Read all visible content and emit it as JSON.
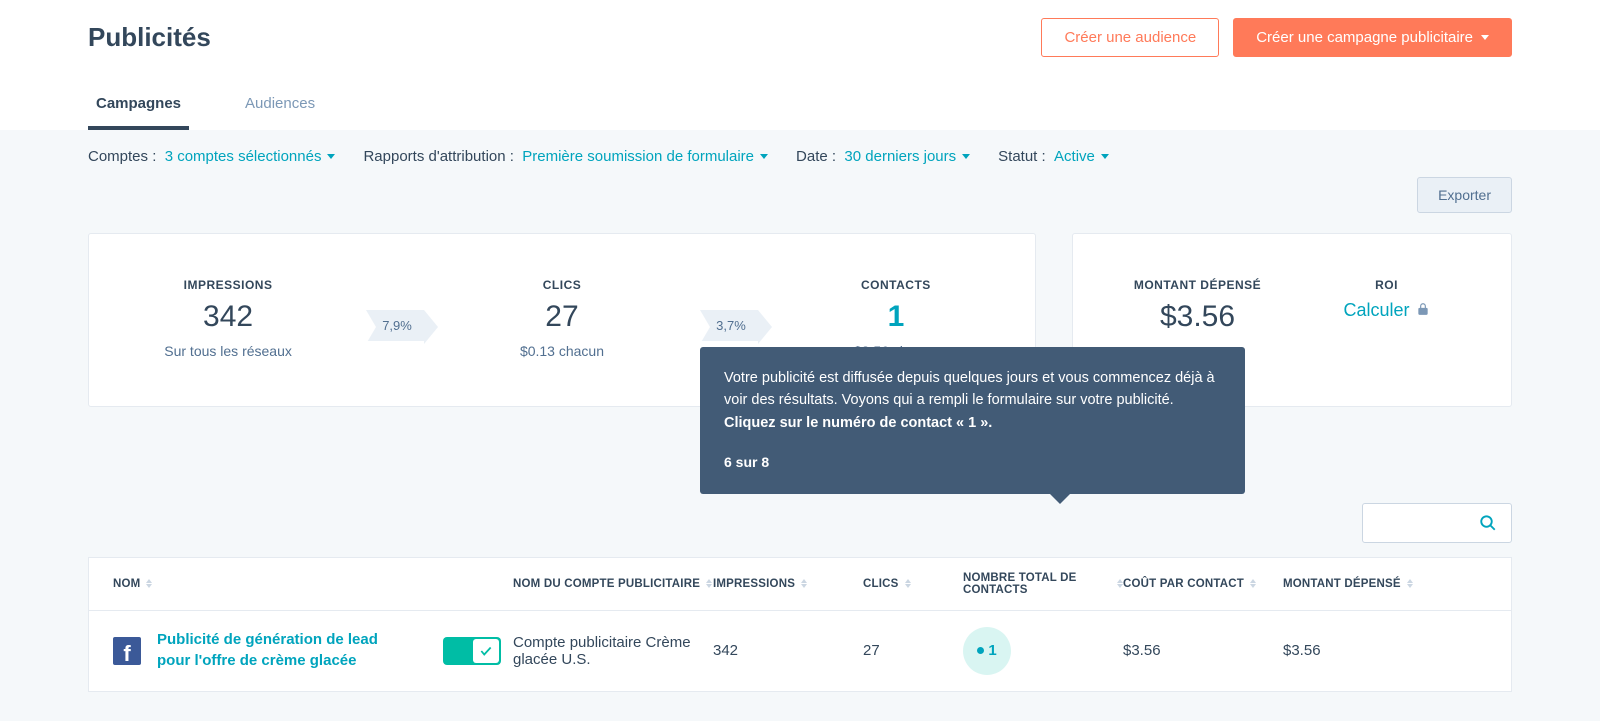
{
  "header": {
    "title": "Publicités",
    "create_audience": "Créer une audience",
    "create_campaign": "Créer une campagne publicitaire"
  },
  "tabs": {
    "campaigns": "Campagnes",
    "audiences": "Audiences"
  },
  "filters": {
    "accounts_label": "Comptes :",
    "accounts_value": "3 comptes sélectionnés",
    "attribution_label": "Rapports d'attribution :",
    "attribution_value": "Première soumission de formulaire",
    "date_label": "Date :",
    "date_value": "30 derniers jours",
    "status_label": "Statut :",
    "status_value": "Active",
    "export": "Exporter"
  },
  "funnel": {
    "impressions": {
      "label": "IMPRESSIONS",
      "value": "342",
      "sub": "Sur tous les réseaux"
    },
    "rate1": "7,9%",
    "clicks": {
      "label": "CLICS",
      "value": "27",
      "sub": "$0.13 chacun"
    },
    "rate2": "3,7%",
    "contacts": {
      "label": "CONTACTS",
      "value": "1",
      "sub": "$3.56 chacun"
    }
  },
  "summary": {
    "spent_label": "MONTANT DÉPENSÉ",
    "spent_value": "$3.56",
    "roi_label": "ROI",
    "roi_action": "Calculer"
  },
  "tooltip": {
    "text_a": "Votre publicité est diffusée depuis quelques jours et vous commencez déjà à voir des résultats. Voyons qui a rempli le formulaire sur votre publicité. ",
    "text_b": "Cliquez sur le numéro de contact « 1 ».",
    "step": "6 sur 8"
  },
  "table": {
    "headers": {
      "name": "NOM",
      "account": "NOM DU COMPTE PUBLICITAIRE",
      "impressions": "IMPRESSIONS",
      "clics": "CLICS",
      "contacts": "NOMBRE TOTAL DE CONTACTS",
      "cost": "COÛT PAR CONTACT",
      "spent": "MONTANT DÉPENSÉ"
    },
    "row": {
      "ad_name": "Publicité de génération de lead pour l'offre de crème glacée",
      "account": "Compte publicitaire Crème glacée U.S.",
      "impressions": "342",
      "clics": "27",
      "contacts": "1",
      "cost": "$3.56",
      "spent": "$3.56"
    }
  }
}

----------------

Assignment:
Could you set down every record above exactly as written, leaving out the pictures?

Answer for this exercise:
Read all visible content and emit it as JSON.
{
  "header": {
    "title": "Publicités",
    "create_audience": "Créer une audience",
    "create_campaign": "Créer une campagne publicitaire"
  },
  "tabs": {
    "campaigns": "Campagnes",
    "audiences": "Audiences"
  },
  "filters": {
    "accounts_label": "Comptes :",
    "accounts_value": "3 comptes sélectionnés",
    "attribution_label": "Rapports d'attribution :",
    "attribution_value": "Première soumission de formulaire",
    "date_label": "Date :",
    "date_value": "30 derniers jours",
    "status_label": "Statut :",
    "status_value": "Active",
    "export": "Exporter"
  },
  "funnel": {
    "impressions": {
      "label": "IMPRESSIONS",
      "value": "342",
      "sub": "Sur tous les réseaux"
    },
    "rate1": "7,9%",
    "clicks": {
      "label": "CLICS",
      "value": "27",
      "sub": "$0.13 chacun"
    },
    "rate2": "3,7%",
    "contacts": {
      "label": "CONTACTS",
      "value": "1",
      "sub": "$3.56 chacun"
    }
  },
  "summary": {
    "spent_label": "MONTANT DÉPENSÉ",
    "spent_value": "$3.56",
    "roi_label": "ROI",
    "roi_action": "Calculer"
  },
  "tooltip": {
    "text_a": "Votre publicité est diffusée depuis quelques jours et vous commencez déjà à voir des résultats. Voyons qui a rempli le formulaire sur votre publicité. ",
    "text_b": "Cliquez sur le numéro de contact « 1 ».",
    "step": "6 sur 8"
  },
  "table": {
    "headers": {
      "name": "NOM",
      "account": "NOM DU COMPTE PUBLICITAIRE",
      "impressions": "IMPRESSIONS",
      "clics": "CLICS",
      "contacts": "NOMBRE TOTAL DE CONTACTS",
      "cost": "COÛT PAR CONTACT",
      "spent": "MONTANT DÉPENSÉ"
    },
    "row": {
      "ad_name": "Publicité de génération de lead pour l'offre de crème glacée",
      "account": "Compte publicitaire Crème glacée U.S.",
      "impressions": "342",
      "clics": "27",
      "contacts": "1",
      "cost": "$3.56",
      "spent": "$3.56"
    }
  }
}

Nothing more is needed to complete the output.